--- DATA SHOWN Enclosed Below ---
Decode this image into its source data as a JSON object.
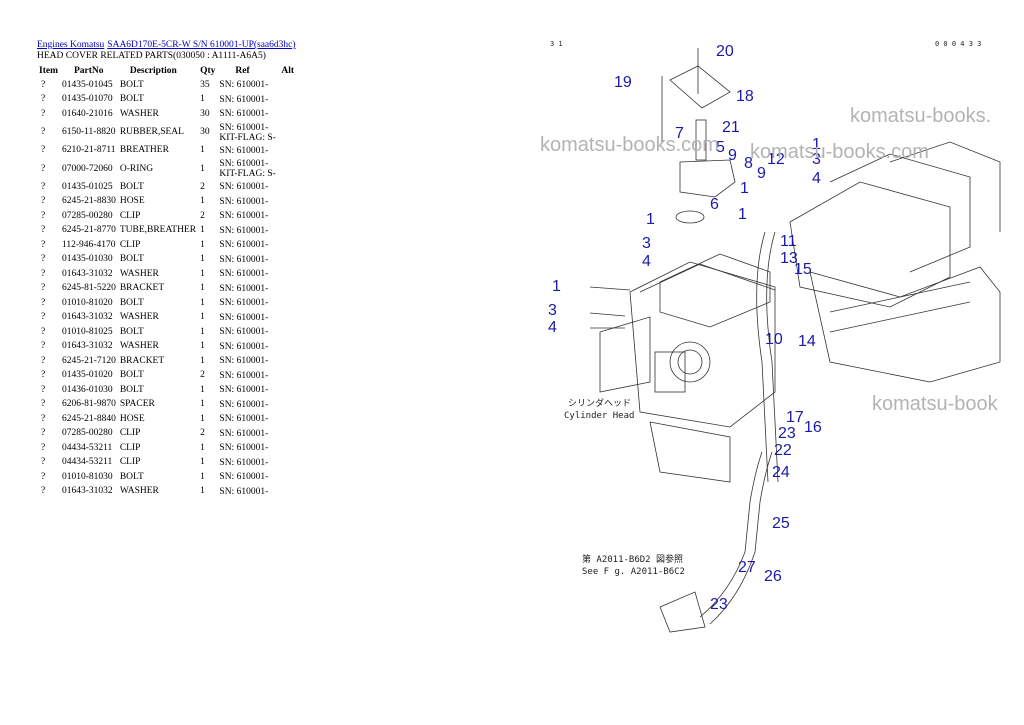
{
  "breadcrumb": [
    {
      "label": "Engines Komatsu"
    },
    {
      "label": "SAA6D170E-5CR-W S/N 610001-UP(saa6d3hc)"
    }
  ],
  "page_title": "HEAD COVER RELATED PARTS(030050 : A1111-A6A5)",
  "table": {
    "headers": [
      "Item",
      "PartNo",
      "Description",
      "Qty",
      "Ref",
      "Alt"
    ],
    "rows": [
      {
        "item": "?",
        "partno": "01435-01045",
        "desc": "BOLT",
        "qty": "35",
        "ref": "SN: 610001-"
      },
      {
        "item": "?",
        "partno": "01435-01070",
        "desc": "BOLT",
        "qty": "1",
        "ref": "SN: 610001-"
      },
      {
        "item": "?",
        "partno": "01640-21016",
        "desc": "WASHER",
        "qty": "30",
        "ref": "SN: 610001-"
      },
      {
        "item": "?",
        "partno": "6150-11-8820",
        "desc": "RUBBER,SEAL",
        "qty": "30",
        "ref": "SN: 610001- KIT-FLAG: S-"
      },
      {
        "item": "?",
        "partno": "6210-21-8711",
        "desc": "BREATHER",
        "qty": "1",
        "ref": "SN: 610001-"
      },
      {
        "item": "?",
        "partno": "07000-72060",
        "desc": "O-RING",
        "qty": "1",
        "ref": "SN: 610001- KIT-FLAG: S-"
      },
      {
        "item": "?",
        "partno": "01435-01025",
        "desc": "BOLT",
        "qty": "2",
        "ref": "SN: 610001-"
      },
      {
        "item": "?",
        "partno": "6245-21-8830",
        "desc": "HOSE",
        "qty": "1",
        "ref": "SN: 610001-"
      },
      {
        "item": "?",
        "partno": "07285-00280",
        "desc": "CLIP",
        "qty": "2",
        "ref": "SN: 610001-"
      },
      {
        "item": "?",
        "partno": "6245-21-8770",
        "desc": "TUBE,BREATHER",
        "qty": "1",
        "ref": "SN: 610001-"
      },
      {
        "item": "?",
        "partno": "112-946-4170",
        "desc": "CLIP",
        "qty": "1",
        "ref": "SN: 610001-"
      },
      {
        "item": "?",
        "partno": "01435-01030",
        "desc": "BOLT",
        "qty": "1",
        "ref": "SN: 610001-"
      },
      {
        "item": "?",
        "partno": "01643-31032",
        "desc": "WASHER",
        "qty": "1",
        "ref": "SN: 610001-"
      },
      {
        "item": "?",
        "partno": "6245-81-5220",
        "desc": "BRACKET",
        "qty": "1",
        "ref": "SN: 610001-"
      },
      {
        "item": "?",
        "partno": "01010-81020",
        "desc": "BOLT",
        "qty": "1",
        "ref": "SN: 610001-"
      },
      {
        "item": "?",
        "partno": "01643-31032",
        "desc": "WASHER",
        "qty": "1",
        "ref": "SN: 610001-"
      },
      {
        "item": "?",
        "partno": "01010-81025",
        "desc": "BOLT",
        "qty": "1",
        "ref": "SN: 610001-"
      },
      {
        "item": "?",
        "partno": "01643-31032",
        "desc": "WASHER",
        "qty": "1",
        "ref": "SN: 610001-"
      },
      {
        "item": "?",
        "partno": "6245-21-7120",
        "desc": "BRACKET",
        "qty": "1",
        "ref": "SN: 610001-"
      },
      {
        "item": "?",
        "partno": "01435-01020",
        "desc": "BOLT",
        "qty": "2",
        "ref": "SN: 610001-"
      },
      {
        "item": "?",
        "partno": "01436-01030",
        "desc": "BOLT",
        "qty": "1",
        "ref": "SN: 610001-"
      },
      {
        "item": "?",
        "partno": "6206-81-9870",
        "desc": "SPACER",
        "qty": "1",
        "ref": "SN: 610001-"
      },
      {
        "item": "?",
        "partno": "6245-21-8840",
        "desc": "HOSE",
        "qty": "1",
        "ref": "SN: 610001-"
      },
      {
        "item": "?",
        "partno": "07285-00280",
        "desc": "CLIP",
        "qty": "2",
        "ref": "SN: 610001-"
      },
      {
        "item": "?",
        "partno": "04434-53211",
        "desc": "CLIP",
        "qty": "1",
        "ref": "SN: 610001-"
      },
      {
        "item": "?",
        "partno": "04434-53211",
        "desc": "CLIP",
        "qty": "1",
        "ref": "SN: 610001-"
      },
      {
        "item": "?",
        "partno": "01010-81030",
        "desc": "BOLT",
        "qty": "1",
        "ref": "SN: 610001-"
      },
      {
        "item": "?",
        "partno": "01643-31032",
        "desc": "WASHER",
        "qty": "1",
        "ref": "SN: 610001-"
      }
    ]
  },
  "diagram": {
    "header_left": "3 1",
    "header_right": "0 0 0 4 3 3",
    "label_jp": "シリンダヘッド",
    "label_en": "Cylinder Head",
    "note_jp": "第 A2011-B6D2 図参照",
    "note_en": "See F g. A2011-B6C2",
    "callouts": [
      "20",
      "19",
      "18",
      "21",
      "7",
      "5",
      "9",
      "8",
      "12",
      "1",
      "3",
      "4",
      "6",
      "1",
      "9",
      "1",
      "11",
      "13",
      "15",
      "14",
      "3",
      "4",
      "1",
      "1",
      "3",
      "4",
      "10",
      "17",
      "16",
      "23",
      "22",
      "24",
      "25",
      "27",
      "26",
      "23"
    ],
    "watermarks": [
      "komatsu-books.",
      "komatsu-books.com",
      "komatsu-books.com",
      "komatsu-book"
    ]
  }
}
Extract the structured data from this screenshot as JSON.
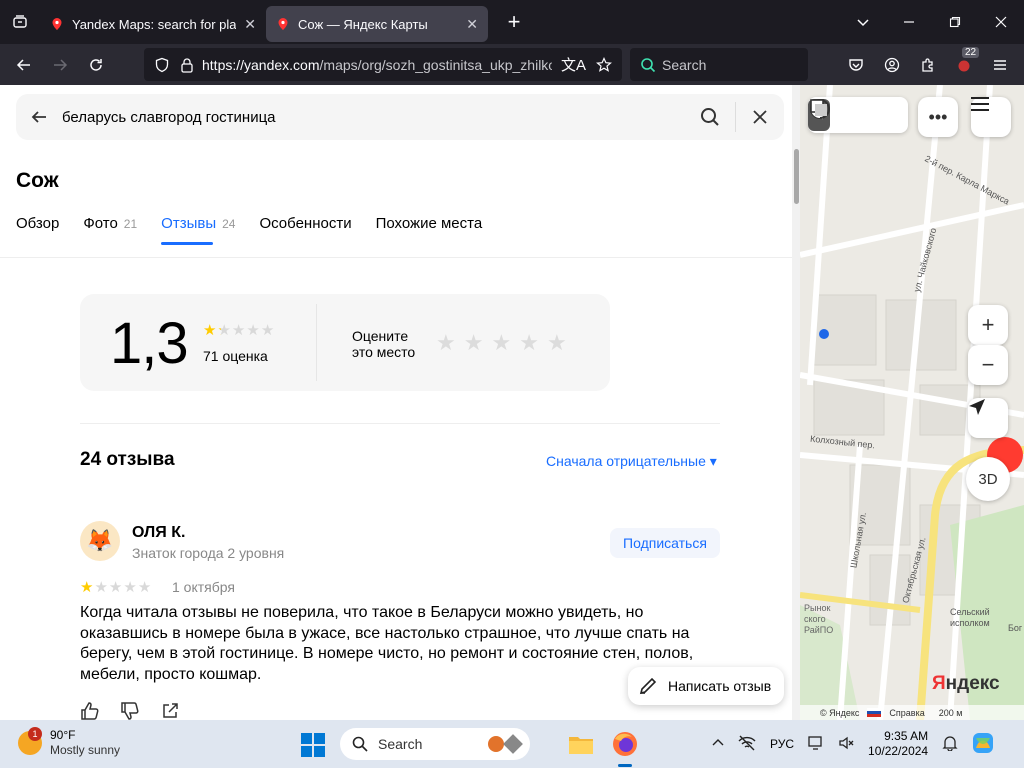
{
  "browser": {
    "tabs": [
      {
        "title": "Yandex Maps: search for places,",
        "close": "✕"
      },
      {
        "title": "Сож — Яндекс Карты",
        "close": "✕"
      }
    ],
    "url_host": "https://yandex.com",
    "url_path": "/maps/org/sozh_gostinitsa_ukp_zhilkom",
    "search_placeholder": "Search",
    "extension_badge": "22"
  },
  "page": {
    "search_query": "беларусь славгород гостиница",
    "org_title": "Сож",
    "tabs": [
      {
        "label": "Обзор",
        "count": ""
      },
      {
        "label": "Фото",
        "count": "21"
      },
      {
        "label": "Отзывы",
        "count": "24"
      },
      {
        "label": "Особенности",
        "count": ""
      },
      {
        "label": "Похожие места",
        "count": ""
      }
    ],
    "rating": {
      "value": "1,3",
      "stars_filled": 1.3,
      "count_label": "71 оценка",
      "rate_prompt_line1": "Оцените",
      "rate_prompt_line2": "это место"
    },
    "reviews_count": "24 отзыва",
    "sort_label": "Сначала отрицательные ▾",
    "review": {
      "author": "ОЛЯ К.",
      "level": "Знаток города 2 уровня",
      "subscribe": "Подписаться",
      "stars": 1,
      "date": "1 октября",
      "text": "Когда читала отзывы не поверила, что такое в Беларуси можно увидеть, но оказавшись в номере была в ужасе, все настолько страшное, что лучше спать на берегу, чем в этой гостинице. В номере чисто, но ремонт и состояние стен, полов, мебели, просто кошмар."
    },
    "write_review": "Написать отзыв"
  },
  "map": {
    "streets": [
      "2-й пер. Карла Маркса",
      "ул. Чайковского",
      "Колхозный пер.",
      "Школьная ул.",
      "Октябрьская ул."
    ],
    "poi_market": "Рынок ского РайПО",
    "poi_council": "Сельский исполком",
    "poi_other": "Бог",
    "btn_3d": "3D",
    "logo": "Яндекс",
    "footer_copyright": "© Яндекс",
    "footer_help": "Справка",
    "scale": "200 м"
  },
  "taskbar": {
    "weather_temp": "90°F",
    "weather_desc": "Mostly sunny",
    "weather_badge": "1",
    "search_label": "Search",
    "lang": "РУС",
    "time": "9:35 AM",
    "date": "10/22/2024"
  },
  "colors": {
    "accent": "#196dff",
    "star_filled": "#fc0",
    "star_empty": "#d9d9d9",
    "chrome_dark": "#1c1b22"
  }
}
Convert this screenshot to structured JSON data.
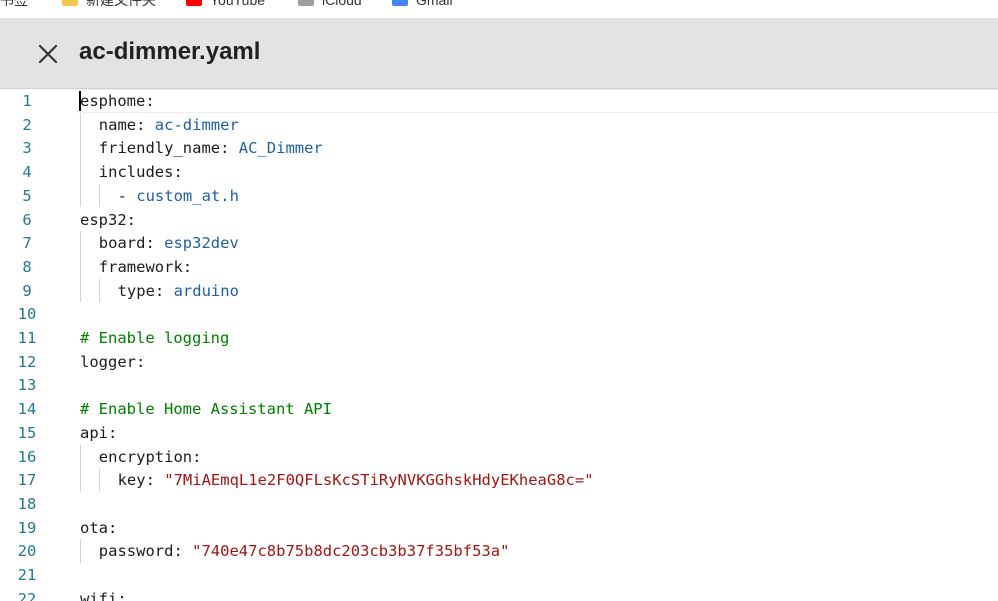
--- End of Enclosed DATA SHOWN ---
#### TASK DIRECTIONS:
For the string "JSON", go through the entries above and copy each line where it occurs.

#### TASK RESULT:
Decode this image into its source data as a JSON object.
Extract the structured data from this screenshot as JSON.
Convert this screenshot to structured JSON data.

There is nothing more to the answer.